'Simply put, we’re sick of being treated like second-class citizens. It wears on you after a while. And we are done with it,' Lloyd wrote in an essay.

Carli Lloyd, a two-time Olympic gold medal winner and member of the 2015 World Cup winning team, is now turning her energies toward a new match-up: equal pay for equal play.

"Simply put, we’re sick of being treated like second-class citizens. It wears on you after a while. And we are done with it," Lloyd wrote in an essay published in the New York Times.

Lloyd and four other members of the U.S. Women's Soccer team filed a wage-discrimination complaint with the Equal Employment Opportunity Commission seeking equal pay in late March.

NBC News previously reported that although female players are paid as little as 40 percent of what a male player could make, attendance for women's national soccer team games has risen to striking range with the men's game levels in the past year.

And the women's team has had more success in tournament play than the U.S. men's team could dream of.

"If I were a male soccer player who won a World Cup for the United States, my bonus would be $390,000. Because I am a female soccer player, the bonus I got for our World Cup victory last summer was $75,000." Lloyd says in her essay.

Related: U.S. Women's Soccer Team Could Boycott 2016 Olympics

On Sunday, U.S. women’s soccer team co-captain Becky Sauerbrunnsaid players could decide in July to boycott August’s Olympics if nothing has changed regarding the complaint.

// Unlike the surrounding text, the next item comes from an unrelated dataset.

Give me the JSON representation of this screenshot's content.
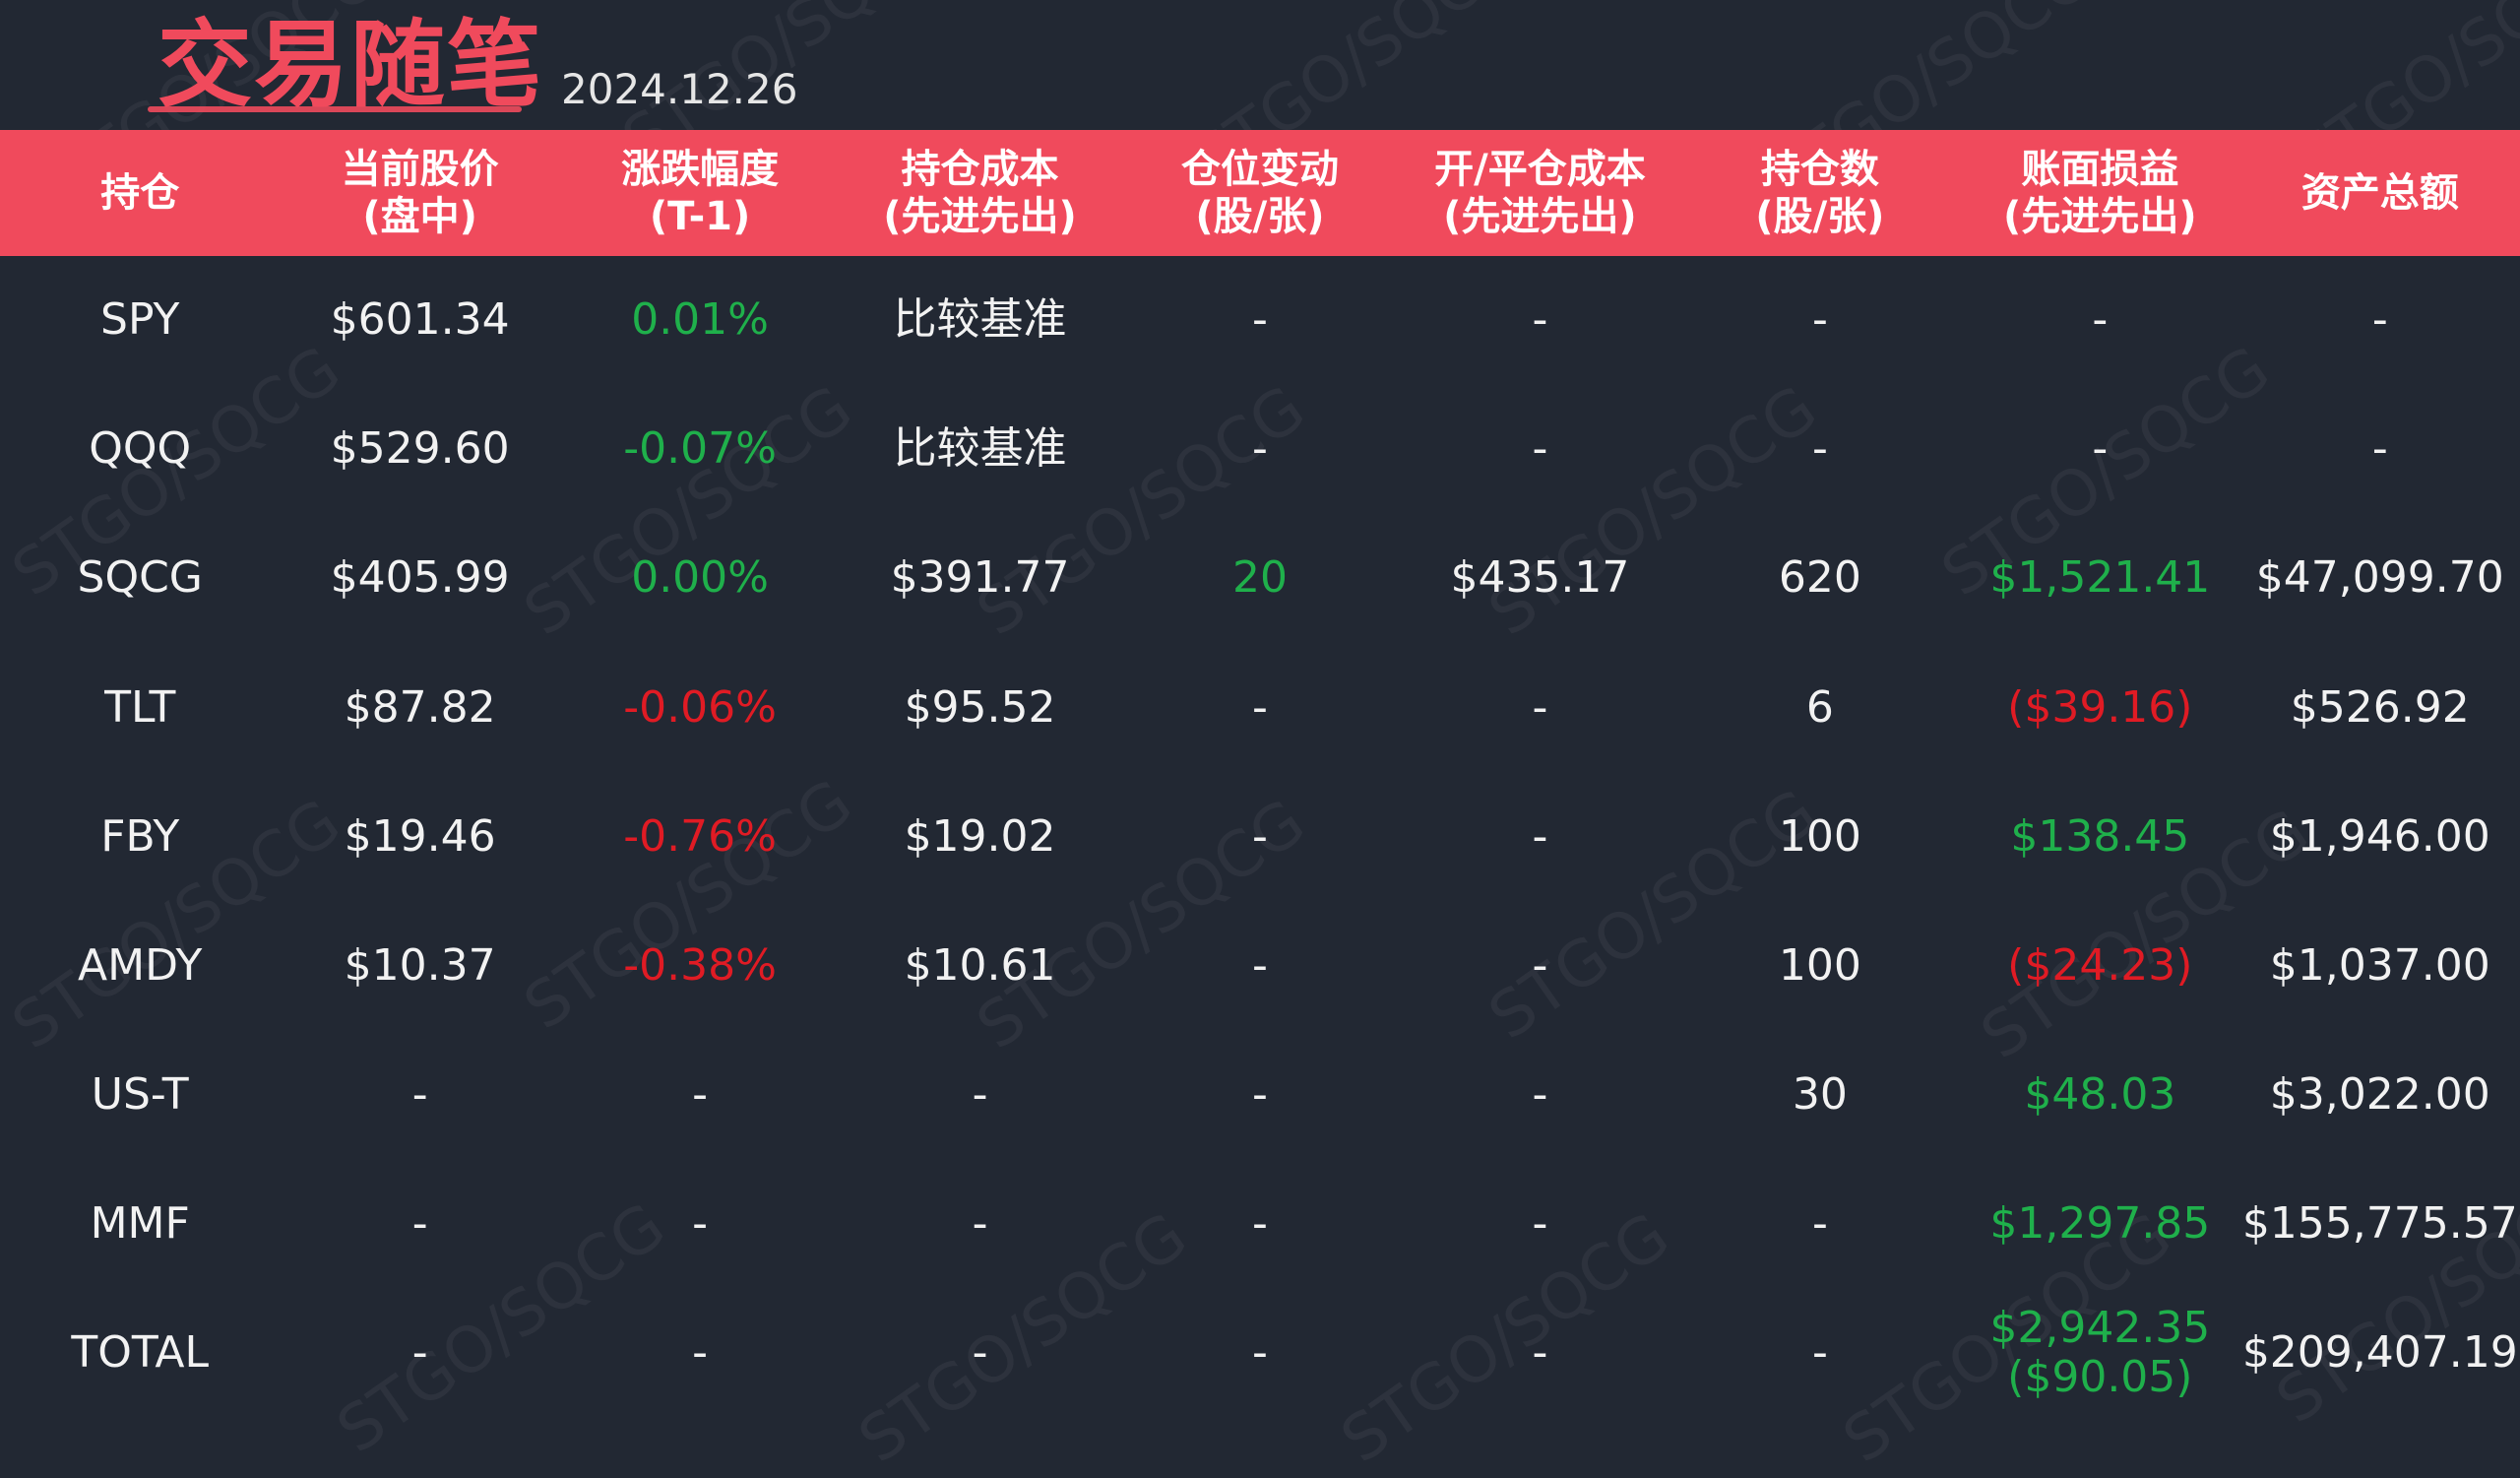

Lloyd strikes a similar affirmative tone in her essay.

"We are not backing down anymore," Lloyd wrote.

Image: Olympics Day 13 - Women's Football Final - Match 26 - USA v Japan
Hope Solo #1 and Carli Lloyd #10 of the United States celebrate with the American flag after defeating Japan by a score of 2-1 to win the Women's Football gold medal match on Day 13 of the London 2012 Olympic Games at Wembley Stadium on August 9, 2012 in London.Michael Regan / Getty Images

"If I’ve learned anything in my career, it’s that nothing worthwhile in life comes easy. That’s just the way it is. This isn’t about a money grab. It’s about doing the right thing, the fair thing," she continued.